You can pick the exact time you want your report to run, how often it should recur (with great detail) and how long this recurrence should last. Under “File Options”, you get even more items to use:
Want a PDF instead of an Excel file? Want to send to an FTP server instead of email? Go for it! In my opinion, Adobe Report Builder automation isn’t truly being used to its full potential without scheduling of reports.
Want to collaborate with others on Report Builder, but can’t share files between email or Google Drive? The workbook library affords you the ability to upload your own workbook and download those that others are working on:
I honestly haven’t used this feature much, but I could see it being useful for certain organizations.
This offers a few custom settings for Report Builder, and I’ll walk through my favorites:
- Don’t want the be asked about the date for each request? Set to current date automatically.

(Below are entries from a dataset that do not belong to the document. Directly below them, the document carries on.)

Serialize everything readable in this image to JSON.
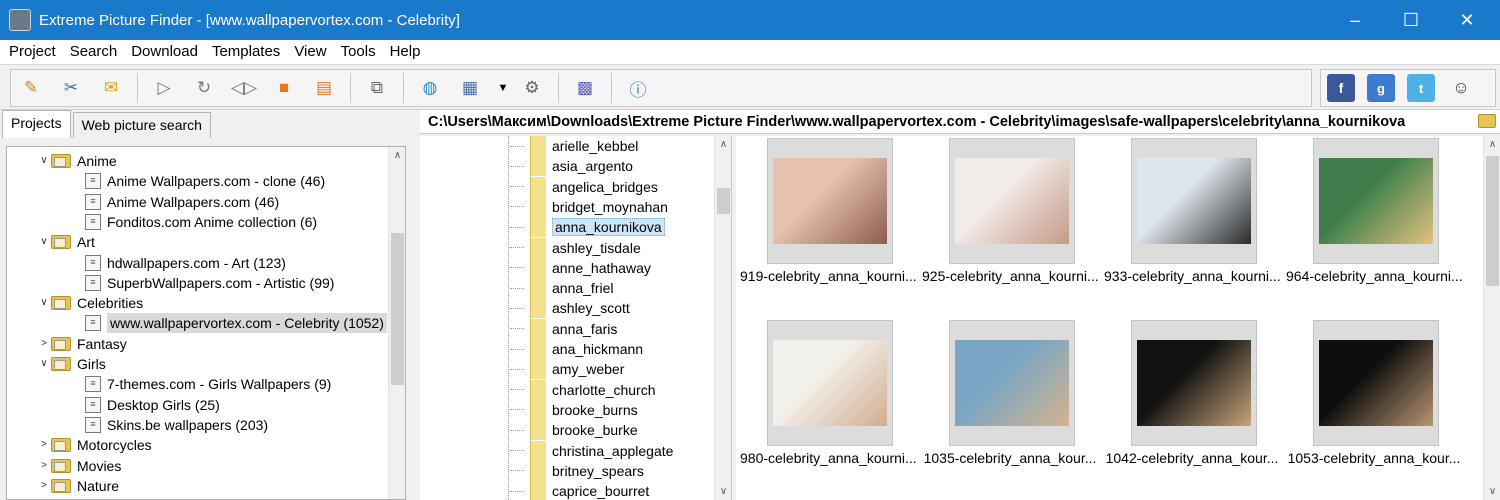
{
  "window": {
    "title": "Extreme Picture Finder - [www.wallpapervortex.com - Celebrity]",
    "minimize_glyph": "–",
    "maximize_glyph": "☐",
    "close_glyph": "✕"
  },
  "menu": [
    "Project",
    "Search",
    "Download",
    "Templates",
    "View",
    "Tools",
    "Help"
  ],
  "toolbar": {
    "icons": [
      "edit-icon",
      "tools-icon",
      "comment-icon",
      "play-icon",
      "refresh-icon",
      "step-icon",
      "stop-icon",
      "queue-icon",
      "copy-icon",
      "globe-icon",
      "window-icon",
      "dropdown-icon",
      "gear-icon",
      "grid-icon",
      "help-icon"
    ],
    "social_icons": [
      "facebook-icon",
      "google-plus-icon",
      "twitter-icon",
      "users-icon"
    ]
  },
  "left_tabs": [
    "Projects",
    "Web picture search"
  ],
  "tree": [
    {
      "type": "folder",
      "label": "Anime",
      "expanded": true
    },
    {
      "type": "project",
      "label": "Anime Wallpapers.com - clone (46)"
    },
    {
      "type": "project",
      "label": "Anime Wallpapers.com (46)"
    },
    {
      "type": "project",
      "label": "Fonditos.com Anime collection (6)"
    },
    {
      "type": "folder",
      "label": "Art",
      "expanded": true
    },
    {
      "type": "project",
      "label": "hdwallpapers.com - Art (123)"
    },
    {
      "type": "project",
      "label": "SuperbWallpapers.com - Artistic (99)"
    },
    {
      "type": "folder",
      "label": "Celebrities",
      "expanded": true
    },
    {
      "type": "project",
      "label": "www.wallpapervortex.com - Celebrity (1052)",
      "selected": true
    },
    {
      "type": "folder",
      "label": "Fantasy",
      "expanded": false
    },
    {
      "type": "folder",
      "label": "Girls",
      "expanded": true
    },
    {
      "type": "project",
      "label": "7-themes.com - Girls Wallpapers (9)"
    },
    {
      "type": "project",
      "label": "Desktop Girls (25)"
    },
    {
      "type": "project",
      "label": "Skins.be wallpapers (203)"
    },
    {
      "type": "folder",
      "label": "Motorcycles",
      "expanded": false
    },
    {
      "type": "folder",
      "label": "Movies",
      "expanded": false
    },
    {
      "type": "folder",
      "label": "Nature",
      "expanded": false
    }
  ],
  "path": "C:\\Users\\Максим\\Downloads\\Extreme Picture Finder\\www.wallpapervortex.com - Celebrity\\images\\safe-wallpapers\\celebrity\\anna_kournikova",
  "folders": [
    {
      "label": "arielle_kebbel"
    },
    {
      "label": "asia_argento"
    },
    {
      "label": "angelica_bridges"
    },
    {
      "label": "bridget_moynahan"
    },
    {
      "label": "anna_kournikova",
      "selected": true
    },
    {
      "label": "ashley_tisdale"
    },
    {
      "label": "anne_hathaway"
    },
    {
      "label": "anna_friel"
    },
    {
      "label": "ashley_scott"
    },
    {
      "label": "anna_faris"
    },
    {
      "label": "ana_hickmann"
    },
    {
      "label": "amy_weber"
    },
    {
      "label": "charlotte_church"
    },
    {
      "label": "brooke_burns"
    },
    {
      "label": "brooke_burke"
    },
    {
      "label": "christina_applegate"
    },
    {
      "label": "britney_spears"
    },
    {
      "label": "caprice_bourret"
    }
  ],
  "thumbnails": [
    {
      "caption": "919-celebrity_anna_kourni...",
      "colors": [
        "#e7c2ae",
        "#8c5e4e"
      ]
    },
    {
      "caption": "925-celebrity_anna_kourni...",
      "colors": [
        "#f2ece8",
        "#c59a86"
      ]
    },
    {
      "caption": "933-celebrity_anna_kourni...",
      "colors": [
        "#dfe7ee",
        "#2a2a2a"
      ]
    },
    {
      "caption": "964-celebrity_anna_kourni...",
      "colors": [
        "#3f7e4c",
        "#e2c27e"
      ]
    },
    {
      "caption": "980-celebrity_anna_kourni...",
      "colors": [
        "#f3f1ec",
        "#d2ad8e"
      ]
    },
    {
      "caption": "1035-celebrity_anna_kour...",
      "colors": [
        "#7aa6c4",
        "#d4b38f"
      ]
    },
    {
      "caption": "1042-celebrity_anna_kour...",
      "colors": [
        "#111111",
        "#c9a57a"
      ]
    },
    {
      "caption": "1053-celebrity_anna_kour...",
      "colors": [
        "#0e0e0e",
        "#b99572"
      ]
    }
  ]
}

- Offline mode is helpful inherently because Report Builder can be slow (each request has to initiate with the Adobe Analytics API, which can take some time), so if you want to quickly create requests, go offline and come back online when you need to refresh.
- Adobe pathing is great, and by default these reports use “>” to separate path steps. Want something different? Change it. This string is critical if you want to pull Adobe pathing information, and then use Excel text-to-columns to further analyze data.
This is a simple toggle as a security precaution. If you have a workbook that you don’t want to be changed, lock it. Then, only admins or the user who locked the workbook can unlock it. Locking a workbook automatically puts it in offline mode, and does not allow you to create further requests. You can still refresh a workbook that is locked, however.
This launches Adobe’s tutorial information which could aid to answer questions that you have, and gives you access to recent updates to the tool, and Adobe’s community information.
A few things I’ve noticed in my time using Adobe Report Builder:
- Requests can fail. What’s important is figuring out why it failed. It could be a simple failure of the API itself, or you could not have access to the metrics/dimensions that you are requesting. Unfortunately, if one request fails, all subsequent requests are then cancelled. Typically, what I’ll do in this case is select all non-failed, non-run requests, run those first, and then troubleshoot the failed request(s).
- If you have a sheet with tons of requests set-up, simply right-click anywhere on the sheet in Excel and you can copy all requests (and the settings of those requests) onto another sheet. One you hit copy requests, right click again, hit paste requests and these requests will then be duplicated on a new sheet. I’ve found this incredibly useful when switching between multiple report suites in Report Builder and aggregating this data.
- Adobe Report Builder login is set at the user-level, so if you don’t have access to specified report suites or segments, you’ll need to get access to be able to use these features.
- Date automation is critical for these recurring tasks. Adobe presets are great, but if they aren’t getting it done for you, you have the ability to create your own date ranges, custom to exactly what you need. Enter Adobe customized expressions, reliant on Adobe’s date abbreviations.
Adobe Report Builder is an extremely powerful automation and data pulling tool, and it is easiest to learn by jumping in and exploring on your own. What cool data pulls have you done with Adobe Report Builder? What issues have you run into?
Let me know in the comments, and remember that automation gives you back an extremely valuable asset for a digital analyst: more time. Don’t waste it!